So instead of looking towards the future (which currently includes my grandparents visiting on Friday, the Christmas party I’m hosting on Saturday – with a turkey, green bean casserole, and 3 kinds of pies!- and the traditional end of semester dinner my lab does on Sunday not to mention my Biostatistics final on Monday) I’m going to look back at what has kept me sane the last week and a half.
Why, you may ask, did I need to be kept sane? 20 pages. Actually, 29 pages. I had my very first legit research paper where I had to footnote, translate original sources from Spanish, and basically go out of my way to research a tribe of people from the southern Atacama Desert.
Haven’t heard of them? Neither have…most people, anywhere! Even my professor thought I was off my rocker, but for some reason their story struck something in me, and when I found out this wasn’t going to be just a run of the mill research effort, I couldn’t drop it. Maybe it’s my inner masochist but I stuck with it, painfully translating journal articles from Spanish, checking out book after book on South America for 1, or if I was lucky, 2 pages of information. I ended up with a 3 page bibliography, a pretty substantial amount of historical references for a science person!
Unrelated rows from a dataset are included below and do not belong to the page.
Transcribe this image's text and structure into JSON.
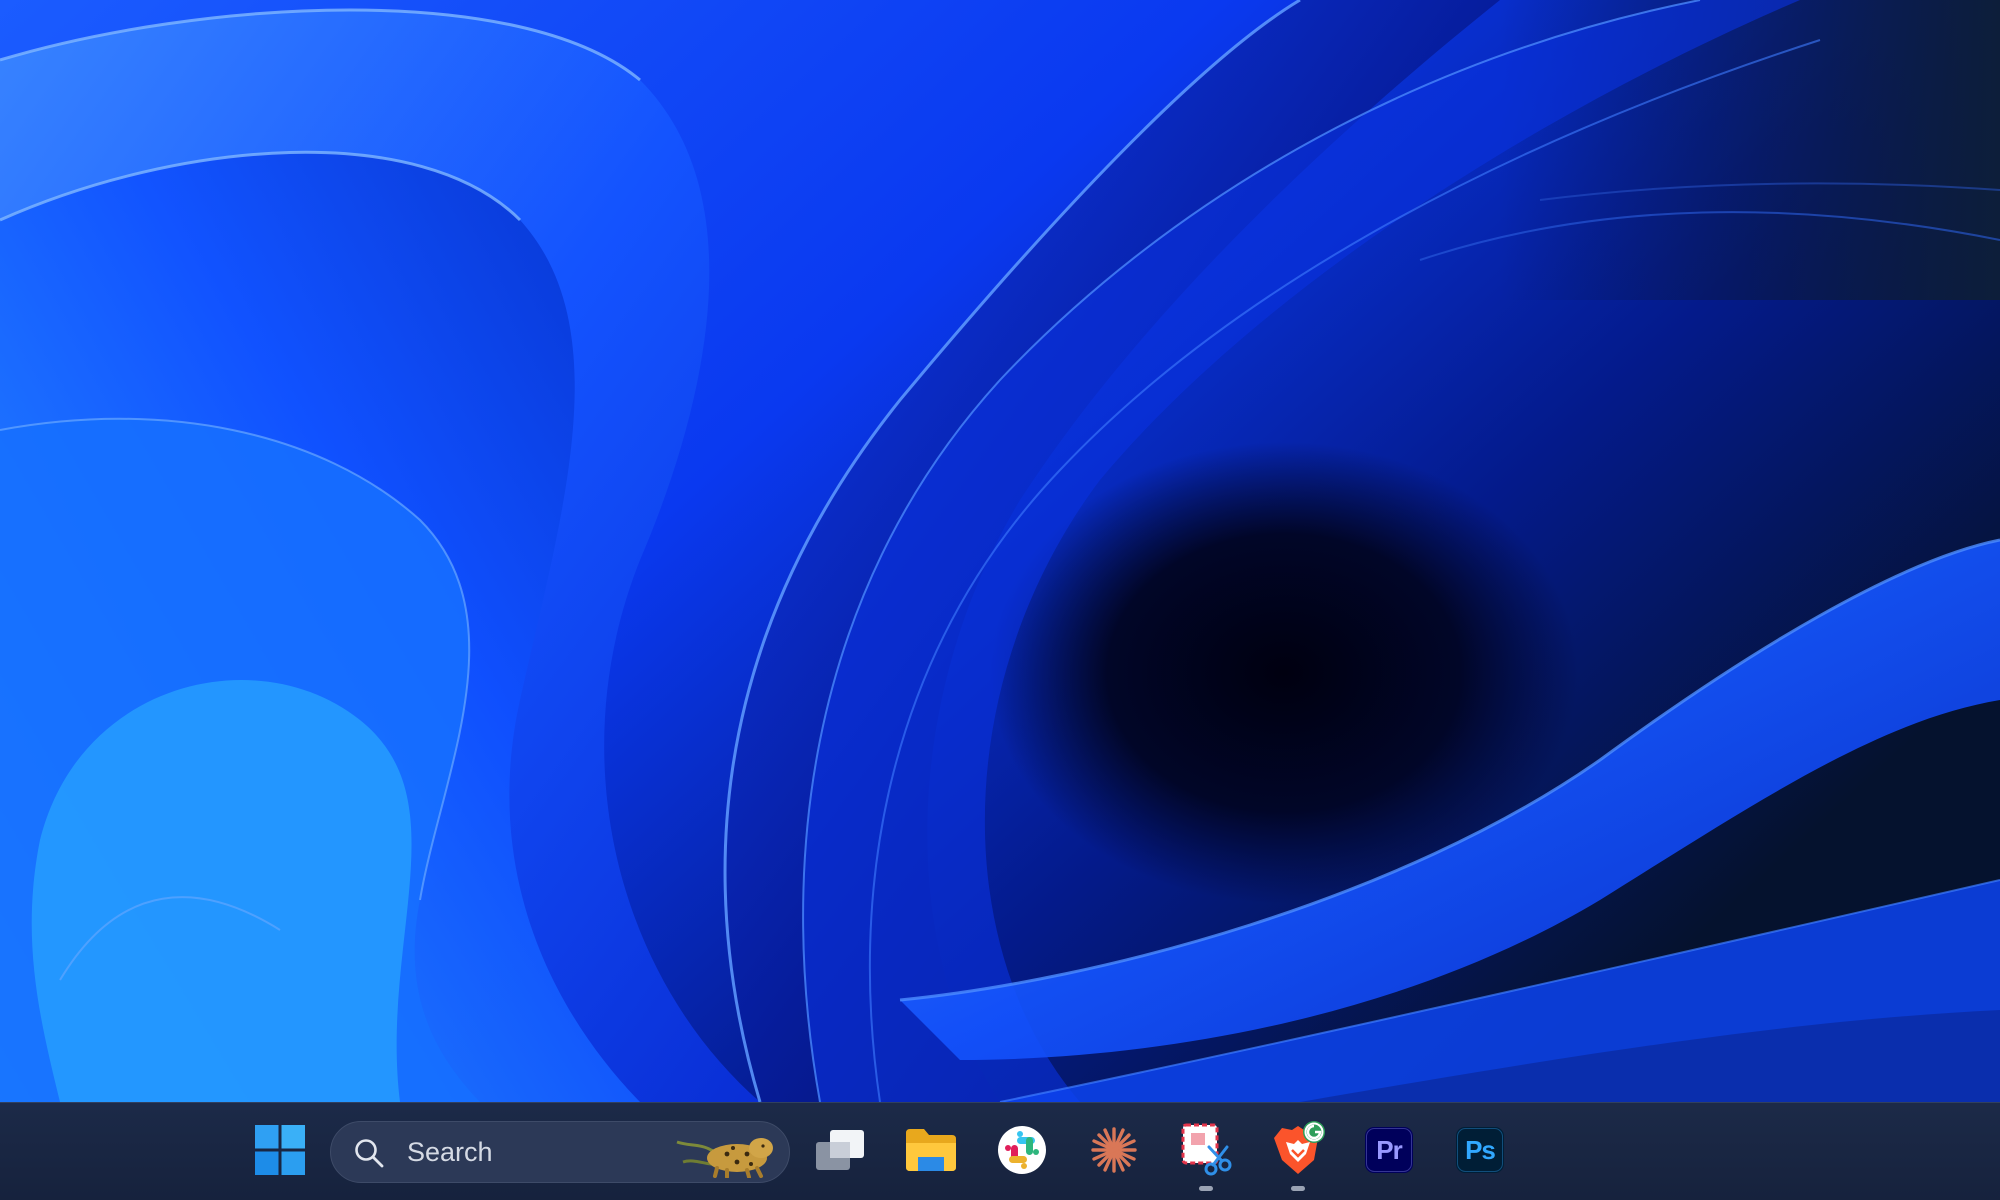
{
  "screen": {
    "wallpaper": "windows-11-bloom-blue",
    "colors": {
      "wallpaper_light": "#2c7bff",
      "wallpaper_mid": "#0a3dff",
      "wallpaper_dark": "#00051e",
      "taskbar": "#1a2643",
      "search_box": "#2c3957"
    }
  },
  "taskbar": {
    "start": {
      "icon": "windows-logo-icon"
    },
    "search": {
      "label": "Search",
      "icon": "search-icon",
      "highlight_icon": "search-highlight-leopard-icon"
    },
    "apps": [
      {
        "name": "task-view",
        "icon": "task-view-icon",
        "running": false
      },
      {
        "name": "file-explorer",
        "icon": "folder-icon",
        "running": false
      },
      {
        "name": "slack",
        "icon": "slack-icon",
        "running": false
      },
      {
        "name": "claude",
        "icon": "asterisk-burst-icon",
        "running": false
      },
      {
        "name": "snipping-tool",
        "icon": "snipping-tool-icon",
        "running": true
      },
      {
        "name": "brave",
        "icon": "brave-lion-icon",
        "running": true
      },
      {
        "name": "premiere-pro",
        "icon": "premiere-pro-icon",
        "label": "Pr",
        "running": false
      },
      {
        "name": "photoshop",
        "icon": "photoshop-icon",
        "label": "Ps",
        "running": false
      }
    ]
  }
}
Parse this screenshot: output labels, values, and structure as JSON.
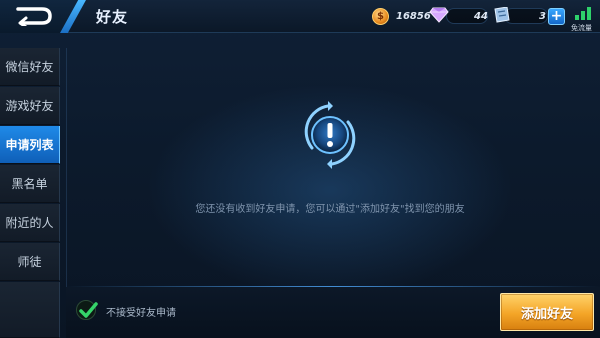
{
  "header": {
    "title": "好友",
    "gold": "16856",
    "diamonds": "44",
    "tickets": "3",
    "network_label": "免流量"
  },
  "sidebar": {
    "items": [
      {
        "label": "微信好友",
        "active": false
      },
      {
        "label": "游戏好友",
        "active": false
      },
      {
        "label": "申请列表",
        "active": true
      },
      {
        "label": "黑名单",
        "active": false
      },
      {
        "label": "附近的人",
        "active": false
      },
      {
        "label": "师徒",
        "active": false
      }
    ]
  },
  "main": {
    "empty_message": "您还没有收到好友申请，您可以通过\"添加好友\"找到您的朋友"
  },
  "footer": {
    "reject_requests_label": "不接受好友申请",
    "reject_requests_checked": true,
    "add_friend_label": "添加好友"
  },
  "colors": {
    "accent_blue": "#1f8ae8",
    "button_gold": "#f4a527",
    "signal_green": "#2ed26b"
  },
  "icons": {
    "back": "back-arrow-icon",
    "gold": "gold-coin-icon",
    "diamond": "diamond-icon",
    "ticket": "ticket-icon",
    "add": "plus-icon",
    "signal": "signal-icon",
    "info": "exclamation-icon",
    "check": "check-icon"
  }
}
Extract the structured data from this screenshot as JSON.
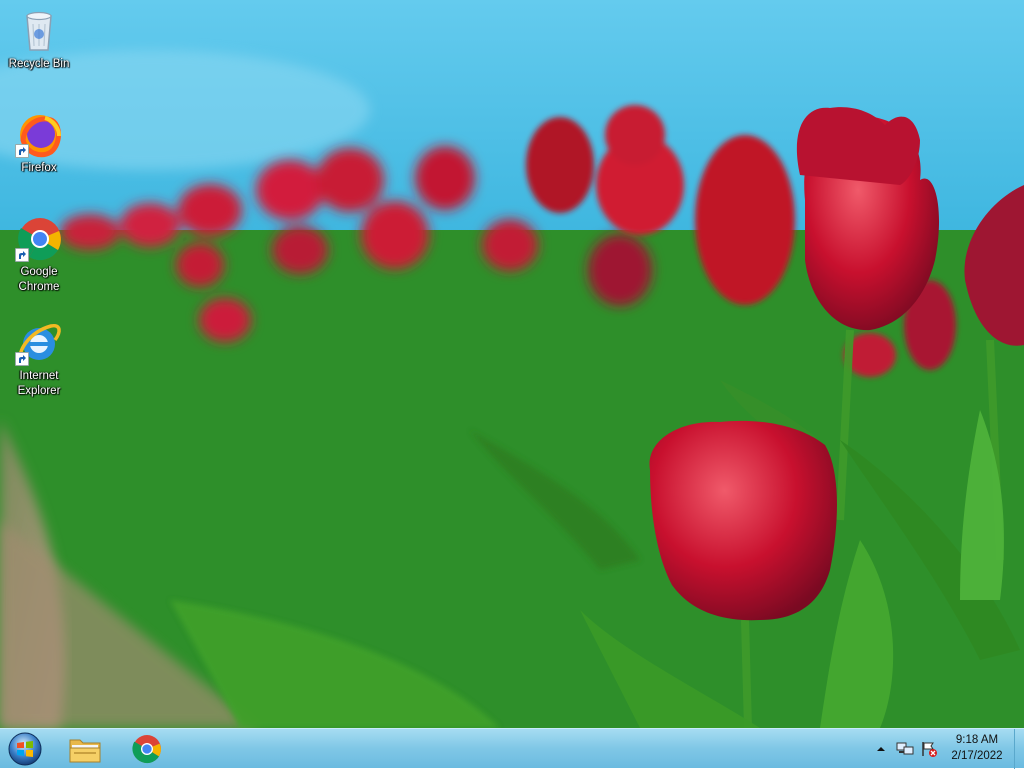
{
  "desktop": {
    "icons": [
      {
        "label": "Recycle Bin",
        "icon": "recycle-bin-icon"
      },
      {
        "label": "Firefox",
        "icon": "firefox-icon"
      },
      {
        "label": "Google\nChrome",
        "icon": "chrome-icon"
      },
      {
        "label": "Internet\nExplorer",
        "icon": "internet-explorer-icon"
      }
    ]
  },
  "taskbar": {
    "start_icon": "windows-start-orb-icon",
    "pinned": [
      {
        "name": "File Explorer",
        "icon": "folder-icon"
      },
      {
        "name": "Google Chrome",
        "icon": "chrome-icon"
      }
    ],
    "tray": {
      "show_hidden_icon": "up-arrow-icon",
      "network_icon": "network-icon",
      "action_center_icon": "flag-icon"
    },
    "clock": {
      "time": "9:18 AM",
      "date": "2/17/2022"
    }
  },
  "colors": {
    "sky": "#4cc0e8",
    "grass": "#2c8d2a",
    "tulip": "#c8102e",
    "taskbar": "#7fc7e6"
  }
}
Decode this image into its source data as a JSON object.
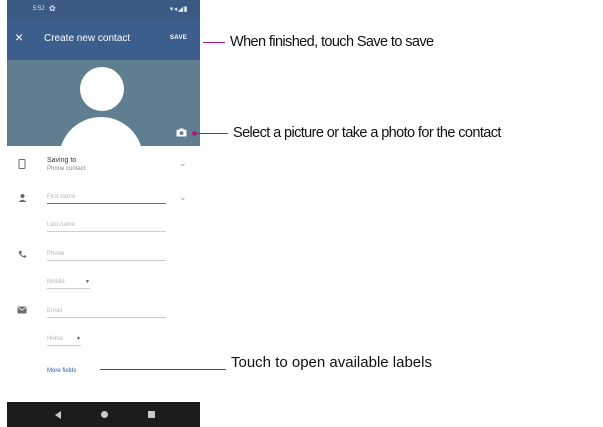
{
  "status_bar": {
    "time": "5:52",
    "settings_icon": "gear-icon",
    "icons_text": "▾◂◢▮"
  },
  "app_bar": {
    "close_icon": "close-icon",
    "close_glyph": "×",
    "title": "Create new contact",
    "save_label": "SAVE"
  },
  "photo": {
    "placeholder_icon": "avatar-placeholder",
    "camera_icon": "camera-icon"
  },
  "form": {
    "saving_to": {
      "title": "Saving to",
      "account": "Phone contact"
    },
    "first_name": {
      "placeholder": "First name"
    },
    "last_name": {
      "placeholder": "Last name"
    },
    "phone": {
      "placeholder": "Phone",
      "label_type": "Mobile"
    },
    "email": {
      "placeholder": "Email",
      "label_type": "Home"
    },
    "more_fields": "More fields"
  },
  "nav_bar": {
    "back": "back-icon",
    "home": "home-icon",
    "recents": "recents-icon"
  },
  "callouts": {
    "save": "When finished, touch Save to save",
    "photo": "Select a picture or take a photo for the contact",
    "labels": "Touch to open available labels"
  },
  "colors": {
    "app_bar": "#3c5e8c",
    "status_bar": "#3b5a84",
    "photo_bg": "#5f7e90",
    "accent": "#4d79bf",
    "link": "#2f5ea8",
    "callout": "#b0197c"
  }
}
So this paper basically sucked researching and it came down to 5 days before it was due and I still didn’t have a thesis. Not only did the Atacameños completely disprove my thesis, there was no discernable thesis in sight. Luckily the professor for that class, Professor Russell-Wood is absolutely ridiculously awesome. He made time for me 3 days before it was due and we sat down and just chatted about the research I had done so far and helped me figure out what to do with “the little buggers” as he put it. Thanks to some mad organizing and actually caring about the people at the end of the day, I was able to smash out a 29 page paper in 2 days and I’m very proud of what I was able to do. I’ve never written that much ever before. Honestly, I had some serious doubts that I even knew enough words to fill 20 pages, but thank goodness I picked a topic I was legitimately interested in and that i cared to a)research and b) put lots of time into writing about.
I think at the end of the day I realized I had more than a “thesis”…I had a story to tell. A story that hasn’t been told before, and one that I learnt from myself. Sure, they’re obscure and maybe I do think they’re crazy for living in a desert, but they have been conquered time and time again, from the Tiwanaku to the Inca, Spanish to the English, but no matter how many civilizations have asserted dominance over them, they have preserved their unique traditions and way of life. They had incredible perserverence, and to this day have so much pride in their ancestors (they rose against the Chilean government and got to rebury 10 of their ancestors — what you may not know is that the Atacama Desert is home to the oldest mummies in the world, they predate the egyptians — a couple of years ago). I think its good to remember that every story is worth telling. None is too small or insignificant. I love my majors :)
Oh…so I would like to insert here a shameless plug for the DMC. They absolutely saved my skin this week! I couldn’t figure out how to format something for my Study Abroad paperwork and they had a professional scanner and adobe photoshop and it took me 10 minutes to do what I couldn’t figure out in half an hour. They’re a great resource, and it’s also a great place to study (but don’t everyone run out and steal my new study place!)
So I’m going to get some sleep so i can go to lab at 7 tomorrow morning to get my virgin fruit flies :) Jess you better be coming to my Holiday party! There will be plenty of vegetables and pie for you to eat b/c I know you don’t do the whole turkey/holiday ham thing!